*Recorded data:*
---+---

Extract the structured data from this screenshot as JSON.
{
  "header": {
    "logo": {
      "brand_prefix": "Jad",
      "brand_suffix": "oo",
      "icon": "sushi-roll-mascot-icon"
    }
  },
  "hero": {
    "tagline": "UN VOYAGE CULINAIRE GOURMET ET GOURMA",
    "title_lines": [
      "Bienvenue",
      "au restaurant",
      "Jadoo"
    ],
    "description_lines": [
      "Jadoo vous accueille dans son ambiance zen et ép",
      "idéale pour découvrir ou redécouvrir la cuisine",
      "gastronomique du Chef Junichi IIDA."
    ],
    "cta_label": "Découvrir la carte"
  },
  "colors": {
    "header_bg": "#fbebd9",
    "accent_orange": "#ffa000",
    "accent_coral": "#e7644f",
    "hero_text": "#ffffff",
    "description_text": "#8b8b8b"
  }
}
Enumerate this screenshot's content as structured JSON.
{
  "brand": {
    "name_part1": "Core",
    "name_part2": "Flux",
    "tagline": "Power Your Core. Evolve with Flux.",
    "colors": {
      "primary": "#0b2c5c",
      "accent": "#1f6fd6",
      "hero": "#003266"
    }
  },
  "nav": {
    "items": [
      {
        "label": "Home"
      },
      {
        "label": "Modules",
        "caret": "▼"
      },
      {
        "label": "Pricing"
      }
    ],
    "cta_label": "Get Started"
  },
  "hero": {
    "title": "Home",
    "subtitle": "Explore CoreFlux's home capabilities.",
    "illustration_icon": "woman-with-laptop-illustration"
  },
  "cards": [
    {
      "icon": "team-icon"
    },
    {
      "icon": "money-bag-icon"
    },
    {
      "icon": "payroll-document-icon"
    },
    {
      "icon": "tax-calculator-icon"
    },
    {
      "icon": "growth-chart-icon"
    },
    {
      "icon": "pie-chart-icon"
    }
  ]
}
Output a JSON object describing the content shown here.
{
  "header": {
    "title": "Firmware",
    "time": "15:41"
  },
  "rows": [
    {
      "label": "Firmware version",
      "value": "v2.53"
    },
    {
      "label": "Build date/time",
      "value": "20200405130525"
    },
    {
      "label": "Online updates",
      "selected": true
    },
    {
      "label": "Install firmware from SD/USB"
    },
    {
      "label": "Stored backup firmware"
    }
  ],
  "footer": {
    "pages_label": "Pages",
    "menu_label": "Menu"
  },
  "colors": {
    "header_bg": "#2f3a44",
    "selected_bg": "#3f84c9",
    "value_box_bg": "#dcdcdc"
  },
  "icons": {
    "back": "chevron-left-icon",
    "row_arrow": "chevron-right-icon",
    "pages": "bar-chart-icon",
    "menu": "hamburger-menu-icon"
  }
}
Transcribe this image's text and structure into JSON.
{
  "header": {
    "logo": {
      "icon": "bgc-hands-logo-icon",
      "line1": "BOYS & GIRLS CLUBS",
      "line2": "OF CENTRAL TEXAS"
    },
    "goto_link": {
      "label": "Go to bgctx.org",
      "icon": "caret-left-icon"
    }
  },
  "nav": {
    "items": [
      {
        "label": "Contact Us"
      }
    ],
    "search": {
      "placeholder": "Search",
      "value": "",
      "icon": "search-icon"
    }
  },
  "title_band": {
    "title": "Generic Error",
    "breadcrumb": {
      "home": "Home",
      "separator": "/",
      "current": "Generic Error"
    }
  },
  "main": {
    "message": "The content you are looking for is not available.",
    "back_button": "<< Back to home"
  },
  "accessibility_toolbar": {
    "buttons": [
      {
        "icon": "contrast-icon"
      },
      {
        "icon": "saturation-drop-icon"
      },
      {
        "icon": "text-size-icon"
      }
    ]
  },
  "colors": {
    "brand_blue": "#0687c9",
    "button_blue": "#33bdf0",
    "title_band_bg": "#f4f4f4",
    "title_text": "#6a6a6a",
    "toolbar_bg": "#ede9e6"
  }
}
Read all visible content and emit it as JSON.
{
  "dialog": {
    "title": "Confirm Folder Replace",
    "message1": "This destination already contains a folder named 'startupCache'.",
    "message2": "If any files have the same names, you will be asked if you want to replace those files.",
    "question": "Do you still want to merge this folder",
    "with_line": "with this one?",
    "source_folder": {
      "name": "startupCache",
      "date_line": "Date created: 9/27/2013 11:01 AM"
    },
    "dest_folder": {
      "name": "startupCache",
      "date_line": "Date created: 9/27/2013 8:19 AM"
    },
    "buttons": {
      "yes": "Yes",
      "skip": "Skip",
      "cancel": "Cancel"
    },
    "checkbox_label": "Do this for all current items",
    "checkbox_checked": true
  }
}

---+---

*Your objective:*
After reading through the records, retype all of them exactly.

*Response:*
Extract the structured data from this screenshot as JSON.
{
  "header": {
    "logo": {
      "brand_prefix": "Jad",
      "brand_suffix": "oo",
      "icon": "sushi-roll-mascot-icon"
    }
  },
  "hero": {
    "tagline": "UN VOYAGE CULINAIRE GOURMET ET GOURMA",
    "title_lines": [
      "Bienvenue",
      "au restaurant",
      "Jadoo"
    ],
    "description_lines": [
      "Jadoo vous accueille dans son ambiance zen et ép",
      "idéale pour découvrir ou redécouvrir la cuisine",
      "gastronomique du Chef Junichi IIDA."
    ],
    "cta_label": "Découvrir la carte"
  },
  "colors": {
    "header_bg": "#fbebd9",
    "accent_orange": "#ffa000",
    "accent_coral": "#e7644f",
    "hero_text": "#ffffff",
    "description_text": "#8b8b8b"
  }
}
Enumerate this screenshot's content as structured JSON.
{
  "brand": {
    "name_part1": "Core",
    "name_part2": "Flux",
    "tagline": "Power Your Core. Evolve with Flux.",
    "colors": {
      "primary": "#0b2c5c",
      "accent": "#1f6fd6",
      "hero": "#003266"
    }
  },
  "nav": {
    "items": [
      {
        "label": "Home"
      },
      {
        "label": "Modules",
        "caret": "▼"
      },
      {
        "label": "Pricing"
      }
    ],
    "cta_label": "Get Started"
  },
  "hero": {
    "title": "Home",
    "subtitle": "Explore CoreFlux's home capabilities.",
    "illustration_icon": "woman-with-laptop-illustration"
  },
  "cards": [
    {
      "icon": "team-icon"
    },
    {
      "icon": "money-bag-icon"
    },
    {
      "icon": "payroll-document-icon"
    },
    {
      "icon": "tax-calculator-icon"
    },
    {
      "icon": "growth-chart-icon"
    },
    {
      "icon": "pie-chart-icon"
    }
  ]
}
Output a JSON object describing the content shown here.
{
  "header": {
    "title": "Firmware",
    "time": "15:41"
  },
  "rows": [
    {
      "label": "Firmware version",
      "value": "v2.53"
    },
    {
      "label": "Build date/time",
      "value": "20200405130525"
    },
    {
      "label": "Online updates",
      "selected": true
    },
    {
      "label": "Install firmware from SD/USB"
    },
    {
      "label": "Stored backup firmware"
    }
  ],
  "footer": {
    "pages_label": "Pages",
    "menu_label": "Menu"
  },
  "colors": {
    "header_bg": "#2f3a44",
    "selected_bg": "#3f84c9",
    "value_box_bg": "#dcdcdc"
  },
  "icons": {
    "back": "chevron-left-icon",
    "row_arrow": "chevron-right-icon",
    "pages": "bar-chart-icon",
    "menu": "hamburger-menu-icon"
  }
}
Transcribe this image's text and structure into JSON.
{
  "header": {
    "logo": {
      "icon": "bgc-hands-logo-icon",
      "line1": "BOYS & GIRLS CLUBS",
      "line2": "OF CENTRAL TEXAS"
    },
    "goto_link": {
      "label": "Go to bgctx.org",
      "icon": "caret-left-icon"
    }
  },
  "nav": {
    "items": [
      {
        "label": "Contact Us"
      }
    ],
    "search": {
      "placeholder": "Search",
      "value": "",
      "icon": "search-icon"
    }
  },
  "title_band": {
    "title": "Generic Error",
    "breadcrumb": {
      "home": "Home",
      "separator": "/",
      "current": "Generic Error"
    }
  },
  "main": {
    "message": "The content you are looking for is not available.",
    "back_button": "<< Back to home"
  },
  "accessibility_toolbar": {
    "buttons": [
      {
        "icon": "contrast-icon"
      },
      {
        "icon": "saturation-drop-icon"
      },
      {
        "icon": "text-size-icon"
      }
    ]
  },
  "colors": {
    "brand_blue": "#0687c9",
    "button_blue": "#33bdf0",
    "title_band_bg": "#f4f4f4",
    "title_text": "#6a6a6a",
    "toolbar_bg": "#ede9e6"
  }
}
Read all visible content and emit it as JSON.
{
  "dialog": {
    "title": "Confirm Folder Replace",
    "message1": "This destination already contains a folder named 'startupCache'.",
    "message2": "If any files have the same names, you will be asked if you want to replace those files.",
    "question": "Do you still want to merge this folder",
    "with_line": "with this one?",
    "source_folder": {
      "name": "startupCache",
      "date_line": "Date created: 9/27/2013 11:01 AM"
    },
    "dest_folder": {
      "name": "startupCache",
      "date_line": "Date created: 9/27/2013 8:19 AM"
    },
    "buttons": {
      "yes": "Yes",
      "skip": "Skip",
      "cancel": "Cancel"
    },
    "checkbox_label": "Do this for all current items",
    "checkbox_checked": true
  }
}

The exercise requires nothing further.